Founder of independent film production company JumpCut Studios, Jakob has experience in many areas of filmmaking, from writing and directing, to more prominently now, producing. This will be Jakob's eighth production credit to date and he will bring a penchant for dark and disturbing films to the creative table on this project, as well as a drive for supporting Northern talent in the industry.
Emma Leah Golding (star)
Yorkshire based actress Emma brings a wealth of on-screen experience with credits in British soaps Coronation Street and Emmerdale. Her immense talent, and even bigger passion for the craft of acting and filmmaking, make her the perfect collaborator for such an important and delicate role. Coming from a family of immigrants herself, this story is close to Emma's heart and she more than most, understands the gravity of this project.
Darshan Gajjar (director of photography)
A soon-to-be graduate of Sheffield Hallam University, Darshan is a young, up-and-coming talent in the realm of photography and cinematography in the North. Having worked with cameras since a very young age, Darshan brings the same level of experience and knowledge as others many years older, as well as a vibrant and adventurous filmmaking style.
How are we going to make it happen?
A two-day shoot on location in the Peak District National Park is mapped out for June/July 2021, with the location’s stark but beautiful landscape being integral to telling the story of Adrian and Yara’s story. With minimal dialogue in the story, the focus of the film will be on strong visual storytelling through close collaboration with the film’s DOP and the marriage between sound and image to bring about a heady atmosphere, focusing on close-up, tactile takes and lots of natural light and a handheld shooting style.
Your kind donations will be split as shown in the chart pictured above, to ensure every aspect of our film is the best it can be. Our target for this crowdfunding campaign will allow us to fulfil all of our production needs and make this film a reality.
What have we done so far?
We already have a talented cast, and the main skeleton of our crew, including director of photography, camera assistants and sound recordist all assembled and ready to go. At present, we are looking at options to fill out the rest of the crew including hair and make-up and first assistant director, and given the outdoor locations, we already have locations selected to shoot. We are working closely with an editor and composer to bring the whole, organic project to screens.
In the meantime, our cast have begun researching the backgrounds of their characters to make their on-screen portrayals as rich, realistic and as three-dimensional as the script demands. With shooting set to begin at the end of June, we are also beginning to work on storyboards for the film, and schedule planning, to make sure everything runs smoothly, and that our collective visions align.
Risks and challenges
Due to the scale of this project, we are being very careful and planning our budget for any unplanned issues or costs that may arise during production.
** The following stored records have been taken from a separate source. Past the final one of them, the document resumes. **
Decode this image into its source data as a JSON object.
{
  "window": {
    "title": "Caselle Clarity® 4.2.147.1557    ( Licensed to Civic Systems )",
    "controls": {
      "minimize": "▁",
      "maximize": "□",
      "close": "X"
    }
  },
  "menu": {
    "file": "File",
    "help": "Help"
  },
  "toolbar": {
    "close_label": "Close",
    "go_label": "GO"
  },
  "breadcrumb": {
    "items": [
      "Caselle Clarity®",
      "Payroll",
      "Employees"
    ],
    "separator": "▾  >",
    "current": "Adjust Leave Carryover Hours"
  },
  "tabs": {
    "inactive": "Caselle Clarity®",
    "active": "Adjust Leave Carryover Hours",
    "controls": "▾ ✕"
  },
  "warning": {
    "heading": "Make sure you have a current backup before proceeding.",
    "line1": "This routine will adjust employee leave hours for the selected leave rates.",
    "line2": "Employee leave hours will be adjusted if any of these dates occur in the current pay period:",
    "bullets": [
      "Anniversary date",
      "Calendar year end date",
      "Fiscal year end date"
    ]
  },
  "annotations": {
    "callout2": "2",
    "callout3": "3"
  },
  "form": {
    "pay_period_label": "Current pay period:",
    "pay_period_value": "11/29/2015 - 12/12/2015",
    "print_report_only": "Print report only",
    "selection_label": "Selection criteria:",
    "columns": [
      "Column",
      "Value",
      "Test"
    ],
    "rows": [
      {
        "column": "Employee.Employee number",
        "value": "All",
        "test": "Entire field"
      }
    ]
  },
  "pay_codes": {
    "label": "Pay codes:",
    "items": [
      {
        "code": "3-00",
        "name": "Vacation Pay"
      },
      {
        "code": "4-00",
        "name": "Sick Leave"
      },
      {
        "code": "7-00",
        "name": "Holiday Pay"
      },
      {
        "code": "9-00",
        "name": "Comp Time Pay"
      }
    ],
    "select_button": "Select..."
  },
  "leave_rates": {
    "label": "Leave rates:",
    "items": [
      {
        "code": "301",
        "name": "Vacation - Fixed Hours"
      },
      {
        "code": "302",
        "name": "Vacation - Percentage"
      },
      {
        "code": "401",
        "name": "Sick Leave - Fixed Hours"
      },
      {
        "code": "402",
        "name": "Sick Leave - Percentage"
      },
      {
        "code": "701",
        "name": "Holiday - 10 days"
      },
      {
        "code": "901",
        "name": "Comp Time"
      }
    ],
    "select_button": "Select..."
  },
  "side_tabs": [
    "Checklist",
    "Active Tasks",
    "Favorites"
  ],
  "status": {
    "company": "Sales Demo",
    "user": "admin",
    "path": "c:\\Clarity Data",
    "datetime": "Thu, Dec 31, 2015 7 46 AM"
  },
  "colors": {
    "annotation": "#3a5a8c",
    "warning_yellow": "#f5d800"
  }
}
Our team is experienced enough to recognise that the nature of filmmaking is unpredictable - which is all part of the fun and the challenge - but with this, we have contingency plans in place for any eventuality. We also have an experienced crew who have worked on safe sets during the pandemic, so strict COVID regulations will be in place throughout the shoot.
A quick update to say that we're in this month's issue of the brilliant magazine Film Stories talking all about the making of REMNANTS and what's in store for us and you over the next few months. Pick up a copy for more details.
That’s a wrap on @remnants_film 🎬
It's difficult to describe just how much every one of the people picture have contributed, not just to their own specialism over the weekend, but to the film as a whole. A fevered dream from start to finish.
There was a moment today on our first day on set, watching excitedly in the monitors, as our DOP tracked frantically alongside one of our leads as he skittled down a gravel verge and raced on towards the banks of a murky lake.
This is a message to thank you so much for supporting REMNANTS. You'll be hearing that a lot over the next few months because we mean it and we can't say it enough.